Austrian Airlines Receives €300 Million Of Aid As Return Delayed Again

Austrian Airlines has had a couple of pieces of good news today, and one not so good outcome too. Firstly, the government has agreed to €300m ($330m) of state-backed loans, which is seen as a step in the right direction. Added to this, ground workers have agreed to a salary cut, which will translate to an additional €300m ($330m) of savings over the next four years. However, with its return to service pushed back a sixth time to June 15th, some are wondering if we’ll see Austrian flying at all before July.

Austrian Airlines, Flight Suspension, June
Austrian has had some funding agreed, but not all that it asked for. Photo: Florian Schmidt via Austrian Airlines

State aid secured, but not all that was requested

Austria’s government has finally reached an agreement with Lufthansa Group’s Austrian Airlines to provide loans to keep it afloat. Within the package, the government will support the airline to keep Vienna as a long-haul hub, marking a significant forward step in the negotiations.

According to reports in Reuters, the governmental department responsible for the COVID-19 rescue fund has agreed to loans totaling €300m ($330m). The funds will be administered over six years, and while guaranteed by the state will also be secured on the aircraft of the airline and will involve an equity interest in the carrier too.

Austrian Airlines, Flight Suspension, June
The airline has been grounded since March. Photo: Florian Schmidt via Austrian Airlines

This comes just a day after Lufthansa secured Europe’s biggest bailout yet, being handed a €9bn ($9.8bn) rescue package by Berlin. While Austrian’s bailout is a mere shadow of its parent’s package, it is hoped that further support will be delivered shortly. The airline had applied for €767m ($842m) in state aid in total, but any further assistance is likely to involve state participation in the company.

Agreement with ground staff

In another move forward for the airline, the ground staff of the carrier have voted in a majority of more than 90% to accept a temporary reduction to their salaries of around 15%. This is hoped to save the airline around €300m ($330m) in staff costs between now and 2024.

Of the 3,000 staff who will be affected by the cuts, 2,220 voted in the ballot. Rene Pfister AUA Works Council Chairman told Austrian Aviation that this was a positive step forward, saying,

“This high level of approval shows that the employees are ready to make a substantial contribution in the form of salary waiver and suspension of salary valuation for the future of AUA. They have shown a great sense of responsibility and they deserve a big thank you for that.”

Austrian Airlines Tails
Ground staff have agreed to a substantial wage cut. Photo: Austrian Airlines

Of course, the ground workers are only a fraction of the 7,000 people currently employed by Austrian Airlines. The Kurier suggests that the final bailout for Austrian could be less than requested, floating a figure of €650m ($714m) as a potential bailout amount. However, it depends on negotiations just how much control the Austrian state will require further funding to be awarded.

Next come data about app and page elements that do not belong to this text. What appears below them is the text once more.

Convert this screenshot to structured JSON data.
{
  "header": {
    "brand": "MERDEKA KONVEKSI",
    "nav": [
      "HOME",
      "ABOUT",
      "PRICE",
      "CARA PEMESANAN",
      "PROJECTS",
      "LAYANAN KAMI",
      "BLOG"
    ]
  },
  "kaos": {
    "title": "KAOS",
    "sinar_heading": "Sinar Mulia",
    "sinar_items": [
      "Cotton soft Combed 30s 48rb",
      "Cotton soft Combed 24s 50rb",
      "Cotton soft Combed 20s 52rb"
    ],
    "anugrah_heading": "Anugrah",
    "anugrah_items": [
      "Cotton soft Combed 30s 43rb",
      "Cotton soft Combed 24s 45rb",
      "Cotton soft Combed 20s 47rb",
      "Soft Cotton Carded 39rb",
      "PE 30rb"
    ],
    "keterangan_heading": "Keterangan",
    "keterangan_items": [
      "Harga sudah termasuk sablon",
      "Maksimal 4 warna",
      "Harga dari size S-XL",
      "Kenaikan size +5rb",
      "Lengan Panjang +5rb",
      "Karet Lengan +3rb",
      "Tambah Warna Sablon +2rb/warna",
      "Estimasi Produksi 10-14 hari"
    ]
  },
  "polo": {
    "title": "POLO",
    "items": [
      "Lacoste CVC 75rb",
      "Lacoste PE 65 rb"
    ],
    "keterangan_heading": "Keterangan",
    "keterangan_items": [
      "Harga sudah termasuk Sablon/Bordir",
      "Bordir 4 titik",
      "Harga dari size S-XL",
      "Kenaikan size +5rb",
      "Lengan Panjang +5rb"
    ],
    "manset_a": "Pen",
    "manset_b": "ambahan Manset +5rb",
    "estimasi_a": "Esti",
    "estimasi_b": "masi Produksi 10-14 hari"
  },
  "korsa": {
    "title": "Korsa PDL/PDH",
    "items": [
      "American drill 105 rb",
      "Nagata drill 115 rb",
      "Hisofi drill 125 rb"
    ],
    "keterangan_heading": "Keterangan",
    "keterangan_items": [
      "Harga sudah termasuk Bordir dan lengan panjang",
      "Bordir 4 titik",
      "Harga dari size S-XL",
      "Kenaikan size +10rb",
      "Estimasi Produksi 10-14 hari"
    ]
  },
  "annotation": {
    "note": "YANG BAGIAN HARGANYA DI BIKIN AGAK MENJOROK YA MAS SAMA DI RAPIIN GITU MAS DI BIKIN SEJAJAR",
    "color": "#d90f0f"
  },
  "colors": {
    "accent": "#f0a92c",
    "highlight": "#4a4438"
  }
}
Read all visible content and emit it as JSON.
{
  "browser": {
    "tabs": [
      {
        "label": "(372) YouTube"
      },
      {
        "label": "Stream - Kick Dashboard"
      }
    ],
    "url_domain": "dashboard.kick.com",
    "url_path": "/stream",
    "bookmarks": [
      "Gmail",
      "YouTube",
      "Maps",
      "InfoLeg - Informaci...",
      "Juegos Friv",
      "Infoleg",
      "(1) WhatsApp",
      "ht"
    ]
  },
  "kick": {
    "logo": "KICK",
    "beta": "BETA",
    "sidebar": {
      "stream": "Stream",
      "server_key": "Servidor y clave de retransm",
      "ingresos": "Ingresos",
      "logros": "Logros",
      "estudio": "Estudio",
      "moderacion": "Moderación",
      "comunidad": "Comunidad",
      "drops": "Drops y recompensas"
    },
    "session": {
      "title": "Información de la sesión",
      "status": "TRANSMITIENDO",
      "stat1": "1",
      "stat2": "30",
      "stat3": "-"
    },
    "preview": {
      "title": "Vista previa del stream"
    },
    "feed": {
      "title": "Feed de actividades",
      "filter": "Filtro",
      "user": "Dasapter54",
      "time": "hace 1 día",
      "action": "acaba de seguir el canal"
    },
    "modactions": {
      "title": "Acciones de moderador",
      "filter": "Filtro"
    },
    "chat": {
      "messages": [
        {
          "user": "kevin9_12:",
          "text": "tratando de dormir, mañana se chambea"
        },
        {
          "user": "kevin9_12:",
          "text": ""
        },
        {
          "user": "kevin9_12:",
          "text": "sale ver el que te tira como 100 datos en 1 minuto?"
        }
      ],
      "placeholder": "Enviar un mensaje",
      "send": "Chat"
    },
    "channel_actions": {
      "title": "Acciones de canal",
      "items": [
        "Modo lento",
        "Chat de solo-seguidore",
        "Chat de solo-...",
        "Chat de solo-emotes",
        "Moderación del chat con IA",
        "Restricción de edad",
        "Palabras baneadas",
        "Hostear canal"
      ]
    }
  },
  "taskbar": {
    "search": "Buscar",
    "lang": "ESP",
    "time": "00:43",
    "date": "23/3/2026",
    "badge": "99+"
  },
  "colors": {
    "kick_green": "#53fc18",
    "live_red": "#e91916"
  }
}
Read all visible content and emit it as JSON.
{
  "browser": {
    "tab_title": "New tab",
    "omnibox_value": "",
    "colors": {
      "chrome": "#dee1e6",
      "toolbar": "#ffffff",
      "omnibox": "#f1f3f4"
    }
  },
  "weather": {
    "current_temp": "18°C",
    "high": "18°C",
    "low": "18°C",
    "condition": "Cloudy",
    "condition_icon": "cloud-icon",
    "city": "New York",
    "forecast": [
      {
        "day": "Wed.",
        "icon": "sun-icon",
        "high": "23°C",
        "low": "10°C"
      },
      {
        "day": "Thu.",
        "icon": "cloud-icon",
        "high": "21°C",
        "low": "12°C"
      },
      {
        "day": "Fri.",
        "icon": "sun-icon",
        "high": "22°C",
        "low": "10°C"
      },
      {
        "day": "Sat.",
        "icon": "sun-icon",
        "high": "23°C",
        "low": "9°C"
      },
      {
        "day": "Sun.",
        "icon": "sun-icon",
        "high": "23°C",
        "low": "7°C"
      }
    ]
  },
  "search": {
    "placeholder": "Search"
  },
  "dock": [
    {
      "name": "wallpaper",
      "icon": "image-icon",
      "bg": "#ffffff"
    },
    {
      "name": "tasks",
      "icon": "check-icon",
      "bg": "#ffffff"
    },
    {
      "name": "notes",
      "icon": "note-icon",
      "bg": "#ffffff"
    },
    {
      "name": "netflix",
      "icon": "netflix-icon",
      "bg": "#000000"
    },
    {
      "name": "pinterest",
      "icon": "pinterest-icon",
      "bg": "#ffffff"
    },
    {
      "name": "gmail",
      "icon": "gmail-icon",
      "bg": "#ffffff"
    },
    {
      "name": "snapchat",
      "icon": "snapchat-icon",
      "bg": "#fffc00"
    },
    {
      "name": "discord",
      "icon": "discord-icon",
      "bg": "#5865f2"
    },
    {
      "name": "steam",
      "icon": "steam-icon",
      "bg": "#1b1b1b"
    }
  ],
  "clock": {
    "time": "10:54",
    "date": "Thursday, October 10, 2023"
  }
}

Planned return delayed again

While Austrian has been attempting to stay positive about returning to operations, this movable feast seems just to keep moving away. Following the fifth pushback of the date of return to service last week, to the June 7th, the Austrian Airlines website now states that flights are now canceled until June 14th.

Austrian Airlines
Will we see Austrian fly again before July? Photo: Florian Schmidt via Austrian Airlines

While the sixth pushback of service resumption is unsurprising, given the current climate, every day is costing the airline yet more money in lost revenue. Even worse, with tickets on sale for flights that are not going ahead, this has to be adding to the administrative burden that the airline will need to resolve.

With some insiders suggesting it could be July before flights actually take off, you have to wonder if the airline wouldn’t be better off taking a more conservative viewpoint.